Flexible electronics for cars, wearables, smart homes and more – OE-A presents the future at LOPEC 2019
Participants of the “OE-A Competition 2019” show the many possibilities of organic and printed electronics with creative new ideas, prototypes, and fresh designs. The competition taking place for the ninth year in a row is organised by OE-A for its members from all sectors of organic and printed electronics. Numerous international companies, research institutes and universities participate in this annual competition to present their products, prototypes and concepts. Prizes will be awarded for the best submission in each of the four categories – “Products & New Prototypes”, “Freestyle Demonstrator” and “Publicly Funded Project Demonstrator” – at LOPEC 2019 in Munich, Germany.
Once again, prototypes and products from the packaging, wearables, smart buildings and consumer electronics sectors will be displayed. A total of 19 submissions from 12 countries will be showcased at the OE-A booth (Messe München, hall B0, booth 216) during LOPEC 2019.
For example, a hybrid electronic battery connection for controlling battery cells in electric cars from OE-A member IEE will be presented, which measures the local cell temperature to optimise the battery cycle. Today's electric vehicles use lithium-based battery modules for power storage, requiring a complex battery management system to monitor cell capacity and temperatures in order to extend cell life. The printed elements used reduce wiring and integration, with the resulting optimised use of space being a critical factor in automotive assembly. It is also key for battery designers, as ever more technology needs to be integrated into limited space.
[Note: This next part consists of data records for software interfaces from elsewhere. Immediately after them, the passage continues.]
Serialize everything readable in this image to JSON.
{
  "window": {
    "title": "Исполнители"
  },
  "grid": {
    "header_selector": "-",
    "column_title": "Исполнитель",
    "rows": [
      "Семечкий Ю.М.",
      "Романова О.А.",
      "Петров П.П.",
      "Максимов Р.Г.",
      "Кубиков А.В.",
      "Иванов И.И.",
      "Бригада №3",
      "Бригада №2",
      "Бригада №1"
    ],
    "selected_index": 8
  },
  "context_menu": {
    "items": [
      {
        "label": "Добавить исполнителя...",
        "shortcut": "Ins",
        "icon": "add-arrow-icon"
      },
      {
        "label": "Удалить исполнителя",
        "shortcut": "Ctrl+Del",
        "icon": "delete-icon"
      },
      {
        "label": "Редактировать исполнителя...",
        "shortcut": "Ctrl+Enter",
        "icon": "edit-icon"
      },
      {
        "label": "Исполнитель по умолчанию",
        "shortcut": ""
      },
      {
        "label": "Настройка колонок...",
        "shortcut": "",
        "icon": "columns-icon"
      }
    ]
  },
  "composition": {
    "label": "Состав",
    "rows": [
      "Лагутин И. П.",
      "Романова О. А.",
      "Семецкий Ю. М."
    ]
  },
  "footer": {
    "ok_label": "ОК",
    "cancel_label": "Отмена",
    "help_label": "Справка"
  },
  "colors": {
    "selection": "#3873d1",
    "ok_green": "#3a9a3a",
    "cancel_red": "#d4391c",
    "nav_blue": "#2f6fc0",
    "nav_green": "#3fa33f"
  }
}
There are exciting developments in healthcare as well, such as an energy-autonomous blood glucose meter from OE-A member IMB-CNM-CSIC. This lab-on-a-chip system is a disposable test strip for the diagnosis of gestational diabetes. The device consists of a paper-based sensor and fuel cell along with a series of printed electronic components. An electrofluidic timer electrically connects these components to the sensor / fuel cell at any given time. The test strip distinguishes between normal, prediabetes and diabetes. The blood sample introduced into the system is both analyte and electrolyte and is the only energy source that supplies the electronics and display with the result.
There will also be examples of interesting lighting concepts for future forms of mobility and smart buildings. One such concept is the transparent, bendable OLED light “ColorLoop” from OE-A members EMDE, VTT and Fraunhofer FEP, which not only stands out due to its energy efficiency and homogeneous light, but also because of its flexible glass.
This year, attendees can once again cast their votes and choose which demonstrator deserves the “Public Choice Award”. Voters also have the chance to win something: The “Papier Machine” – a book containing a collection DIY interactive electronic paper toys that will help you unveil the mysteries of printed electronics – developed by Marion Pinaffo, Raphaël Pluvinage and Panoplie, will be raffled off.
The winner of the OE-A Competition 2019 will be announced on the evening of Wednesday, 20 March, during the LOPEC Dinner & Award Show. “Each year we see how the submissions evolve and become more challenging; more and more of them are close to or already in production. This is a clear sign that printed electronics have established themselves as an important technological component in various industries,” says Dr Klaus Hecker, managing director of OE-A, a working group within VDMA.
Caption: ColorLoop – transparent, bendable OLED light (photo: EMDE)